▶ What is being asked:
Determine how many lines in the entries below contain the word "Build". The reply is that number alone.

** Opening Input block **

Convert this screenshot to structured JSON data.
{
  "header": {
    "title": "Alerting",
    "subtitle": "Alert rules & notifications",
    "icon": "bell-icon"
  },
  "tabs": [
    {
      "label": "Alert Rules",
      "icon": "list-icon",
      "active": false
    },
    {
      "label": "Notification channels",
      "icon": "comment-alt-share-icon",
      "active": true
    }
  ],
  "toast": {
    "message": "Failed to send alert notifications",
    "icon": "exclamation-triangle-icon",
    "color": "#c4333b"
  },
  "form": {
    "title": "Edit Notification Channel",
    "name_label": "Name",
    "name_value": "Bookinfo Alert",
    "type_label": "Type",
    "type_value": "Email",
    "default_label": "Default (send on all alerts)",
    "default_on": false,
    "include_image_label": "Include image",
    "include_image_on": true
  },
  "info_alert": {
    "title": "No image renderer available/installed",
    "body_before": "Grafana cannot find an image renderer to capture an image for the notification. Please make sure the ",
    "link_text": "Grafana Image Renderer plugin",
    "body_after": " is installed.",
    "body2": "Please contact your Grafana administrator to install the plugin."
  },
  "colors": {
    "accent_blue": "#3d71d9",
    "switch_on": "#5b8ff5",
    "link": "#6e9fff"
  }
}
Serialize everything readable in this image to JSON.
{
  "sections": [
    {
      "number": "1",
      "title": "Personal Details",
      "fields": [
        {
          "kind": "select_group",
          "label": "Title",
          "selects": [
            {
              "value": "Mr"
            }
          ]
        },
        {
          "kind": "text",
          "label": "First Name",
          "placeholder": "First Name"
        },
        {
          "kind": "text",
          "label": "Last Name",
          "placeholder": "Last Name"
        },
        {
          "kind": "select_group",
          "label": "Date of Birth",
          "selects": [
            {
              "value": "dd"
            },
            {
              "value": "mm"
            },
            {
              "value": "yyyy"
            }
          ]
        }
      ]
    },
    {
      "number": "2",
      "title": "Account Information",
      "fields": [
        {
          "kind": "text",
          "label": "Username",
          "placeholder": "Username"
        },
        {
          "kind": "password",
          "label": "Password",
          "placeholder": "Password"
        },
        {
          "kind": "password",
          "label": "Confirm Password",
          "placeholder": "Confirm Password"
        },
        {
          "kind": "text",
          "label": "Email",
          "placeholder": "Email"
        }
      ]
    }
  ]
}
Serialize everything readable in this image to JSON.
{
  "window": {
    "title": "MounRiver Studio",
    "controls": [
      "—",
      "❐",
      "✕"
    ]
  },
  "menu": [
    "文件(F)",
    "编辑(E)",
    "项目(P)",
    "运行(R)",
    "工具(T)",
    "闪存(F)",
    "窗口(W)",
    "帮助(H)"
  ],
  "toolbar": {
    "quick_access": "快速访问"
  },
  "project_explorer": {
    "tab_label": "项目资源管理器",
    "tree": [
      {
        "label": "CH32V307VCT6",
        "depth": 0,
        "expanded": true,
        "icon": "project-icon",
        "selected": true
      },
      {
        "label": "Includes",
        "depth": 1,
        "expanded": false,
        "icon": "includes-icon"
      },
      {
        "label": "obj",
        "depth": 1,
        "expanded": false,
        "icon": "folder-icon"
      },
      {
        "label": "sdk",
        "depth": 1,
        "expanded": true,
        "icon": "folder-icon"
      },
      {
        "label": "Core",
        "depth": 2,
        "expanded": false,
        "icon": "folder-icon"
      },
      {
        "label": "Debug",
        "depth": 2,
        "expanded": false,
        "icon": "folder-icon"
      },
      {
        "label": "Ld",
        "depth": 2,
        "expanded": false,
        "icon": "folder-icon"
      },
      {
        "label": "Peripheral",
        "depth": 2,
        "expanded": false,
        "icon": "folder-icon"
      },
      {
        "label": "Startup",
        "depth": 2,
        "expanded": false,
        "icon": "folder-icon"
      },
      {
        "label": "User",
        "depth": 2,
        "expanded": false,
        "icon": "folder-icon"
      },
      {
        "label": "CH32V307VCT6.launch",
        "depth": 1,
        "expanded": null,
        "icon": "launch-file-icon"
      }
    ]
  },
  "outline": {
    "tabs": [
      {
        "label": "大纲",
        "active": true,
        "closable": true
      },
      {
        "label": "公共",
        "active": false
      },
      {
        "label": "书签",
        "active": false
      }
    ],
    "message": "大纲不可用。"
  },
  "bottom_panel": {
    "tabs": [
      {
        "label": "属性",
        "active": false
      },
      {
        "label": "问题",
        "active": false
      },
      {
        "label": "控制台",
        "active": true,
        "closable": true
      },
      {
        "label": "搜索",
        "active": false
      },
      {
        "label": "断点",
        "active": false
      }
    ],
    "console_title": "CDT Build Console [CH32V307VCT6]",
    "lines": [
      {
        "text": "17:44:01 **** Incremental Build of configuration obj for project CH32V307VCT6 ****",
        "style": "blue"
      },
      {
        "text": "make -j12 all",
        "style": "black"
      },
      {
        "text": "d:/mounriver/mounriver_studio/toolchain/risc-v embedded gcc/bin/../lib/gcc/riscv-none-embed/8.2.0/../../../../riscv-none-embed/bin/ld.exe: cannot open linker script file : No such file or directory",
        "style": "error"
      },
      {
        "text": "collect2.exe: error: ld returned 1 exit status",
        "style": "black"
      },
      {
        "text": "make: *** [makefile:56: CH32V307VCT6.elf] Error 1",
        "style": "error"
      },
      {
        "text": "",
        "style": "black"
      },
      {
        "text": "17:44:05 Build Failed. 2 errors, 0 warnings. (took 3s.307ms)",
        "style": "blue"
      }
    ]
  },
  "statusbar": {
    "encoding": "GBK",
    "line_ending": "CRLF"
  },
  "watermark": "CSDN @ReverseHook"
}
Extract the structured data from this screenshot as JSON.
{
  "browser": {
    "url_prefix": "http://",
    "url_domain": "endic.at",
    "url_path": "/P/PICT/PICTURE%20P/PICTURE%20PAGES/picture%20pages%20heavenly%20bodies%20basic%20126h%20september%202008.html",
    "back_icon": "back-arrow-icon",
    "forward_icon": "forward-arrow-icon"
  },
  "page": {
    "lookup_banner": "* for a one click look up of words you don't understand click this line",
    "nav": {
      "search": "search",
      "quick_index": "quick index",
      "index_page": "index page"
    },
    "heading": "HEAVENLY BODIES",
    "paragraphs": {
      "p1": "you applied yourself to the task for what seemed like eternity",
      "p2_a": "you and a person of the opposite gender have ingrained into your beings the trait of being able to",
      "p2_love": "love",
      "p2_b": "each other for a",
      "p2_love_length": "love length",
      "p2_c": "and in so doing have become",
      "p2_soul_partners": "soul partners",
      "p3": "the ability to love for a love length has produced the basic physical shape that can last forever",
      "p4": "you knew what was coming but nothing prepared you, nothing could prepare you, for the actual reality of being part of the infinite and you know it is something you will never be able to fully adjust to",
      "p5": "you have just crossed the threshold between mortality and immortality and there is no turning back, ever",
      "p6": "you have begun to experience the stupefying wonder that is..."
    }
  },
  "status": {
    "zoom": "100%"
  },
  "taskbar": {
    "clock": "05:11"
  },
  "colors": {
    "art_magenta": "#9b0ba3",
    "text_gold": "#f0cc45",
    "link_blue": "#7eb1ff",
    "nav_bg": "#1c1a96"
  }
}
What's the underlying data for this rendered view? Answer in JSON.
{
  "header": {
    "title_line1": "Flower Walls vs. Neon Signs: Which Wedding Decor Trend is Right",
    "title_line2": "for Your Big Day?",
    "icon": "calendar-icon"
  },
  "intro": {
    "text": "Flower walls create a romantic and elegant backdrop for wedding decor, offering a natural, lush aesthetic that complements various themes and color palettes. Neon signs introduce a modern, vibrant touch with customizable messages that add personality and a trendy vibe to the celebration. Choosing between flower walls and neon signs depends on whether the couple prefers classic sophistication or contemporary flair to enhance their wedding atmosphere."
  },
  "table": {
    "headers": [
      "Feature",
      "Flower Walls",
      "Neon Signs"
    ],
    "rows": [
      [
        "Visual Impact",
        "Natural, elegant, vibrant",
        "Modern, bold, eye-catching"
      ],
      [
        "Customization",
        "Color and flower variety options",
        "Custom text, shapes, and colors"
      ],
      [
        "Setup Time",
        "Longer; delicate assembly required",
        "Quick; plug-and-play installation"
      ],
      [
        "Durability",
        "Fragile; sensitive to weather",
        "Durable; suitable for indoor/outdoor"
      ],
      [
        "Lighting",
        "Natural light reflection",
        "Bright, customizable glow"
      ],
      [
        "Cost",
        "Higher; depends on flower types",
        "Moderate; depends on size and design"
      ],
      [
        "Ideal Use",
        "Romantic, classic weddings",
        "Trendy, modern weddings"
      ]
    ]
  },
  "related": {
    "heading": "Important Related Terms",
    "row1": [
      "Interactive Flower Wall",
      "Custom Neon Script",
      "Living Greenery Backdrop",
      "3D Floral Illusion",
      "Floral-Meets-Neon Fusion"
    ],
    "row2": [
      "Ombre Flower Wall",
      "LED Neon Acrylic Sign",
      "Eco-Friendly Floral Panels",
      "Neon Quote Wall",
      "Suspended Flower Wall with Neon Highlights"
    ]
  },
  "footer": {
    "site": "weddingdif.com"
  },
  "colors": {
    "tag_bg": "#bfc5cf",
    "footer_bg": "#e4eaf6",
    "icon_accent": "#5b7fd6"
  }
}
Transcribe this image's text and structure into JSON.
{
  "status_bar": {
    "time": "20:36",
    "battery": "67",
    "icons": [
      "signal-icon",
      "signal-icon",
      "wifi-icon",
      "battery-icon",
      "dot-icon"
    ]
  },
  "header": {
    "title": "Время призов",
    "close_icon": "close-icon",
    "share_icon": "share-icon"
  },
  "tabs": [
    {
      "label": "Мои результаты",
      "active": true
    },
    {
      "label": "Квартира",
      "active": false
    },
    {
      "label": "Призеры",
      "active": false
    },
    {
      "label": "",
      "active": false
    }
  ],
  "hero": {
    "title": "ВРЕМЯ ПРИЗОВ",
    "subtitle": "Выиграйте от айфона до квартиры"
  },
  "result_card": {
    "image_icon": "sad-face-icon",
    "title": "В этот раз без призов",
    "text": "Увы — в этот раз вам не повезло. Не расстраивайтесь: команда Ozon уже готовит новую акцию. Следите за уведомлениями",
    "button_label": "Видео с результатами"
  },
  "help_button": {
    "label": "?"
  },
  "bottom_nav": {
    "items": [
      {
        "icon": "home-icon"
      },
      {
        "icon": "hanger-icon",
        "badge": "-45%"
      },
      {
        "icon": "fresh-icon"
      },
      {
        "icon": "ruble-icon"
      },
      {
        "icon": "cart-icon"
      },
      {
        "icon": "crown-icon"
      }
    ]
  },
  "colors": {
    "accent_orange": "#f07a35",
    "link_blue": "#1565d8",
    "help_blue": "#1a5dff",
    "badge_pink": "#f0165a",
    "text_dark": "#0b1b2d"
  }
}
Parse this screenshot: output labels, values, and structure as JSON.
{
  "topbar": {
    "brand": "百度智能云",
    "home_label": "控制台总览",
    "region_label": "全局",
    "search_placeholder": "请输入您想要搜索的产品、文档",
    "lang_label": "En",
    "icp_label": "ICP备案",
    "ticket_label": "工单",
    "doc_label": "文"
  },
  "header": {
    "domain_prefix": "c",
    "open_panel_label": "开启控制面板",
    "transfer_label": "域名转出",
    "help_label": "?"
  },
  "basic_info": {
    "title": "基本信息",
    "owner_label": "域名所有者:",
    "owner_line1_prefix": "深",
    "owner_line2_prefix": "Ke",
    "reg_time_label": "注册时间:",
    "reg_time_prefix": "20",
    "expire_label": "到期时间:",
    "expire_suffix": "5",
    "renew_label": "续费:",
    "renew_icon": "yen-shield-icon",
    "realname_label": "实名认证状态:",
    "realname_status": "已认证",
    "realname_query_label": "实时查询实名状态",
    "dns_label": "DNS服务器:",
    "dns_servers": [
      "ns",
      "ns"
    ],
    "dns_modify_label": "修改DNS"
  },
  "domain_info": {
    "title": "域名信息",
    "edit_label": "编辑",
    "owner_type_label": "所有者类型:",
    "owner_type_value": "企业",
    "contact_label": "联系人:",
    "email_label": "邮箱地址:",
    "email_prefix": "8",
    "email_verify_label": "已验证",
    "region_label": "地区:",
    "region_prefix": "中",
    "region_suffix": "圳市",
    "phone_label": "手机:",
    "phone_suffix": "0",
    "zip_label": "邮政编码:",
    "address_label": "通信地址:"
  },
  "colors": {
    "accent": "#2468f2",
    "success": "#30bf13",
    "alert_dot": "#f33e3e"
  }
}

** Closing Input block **

▶ Result of the exercise:
3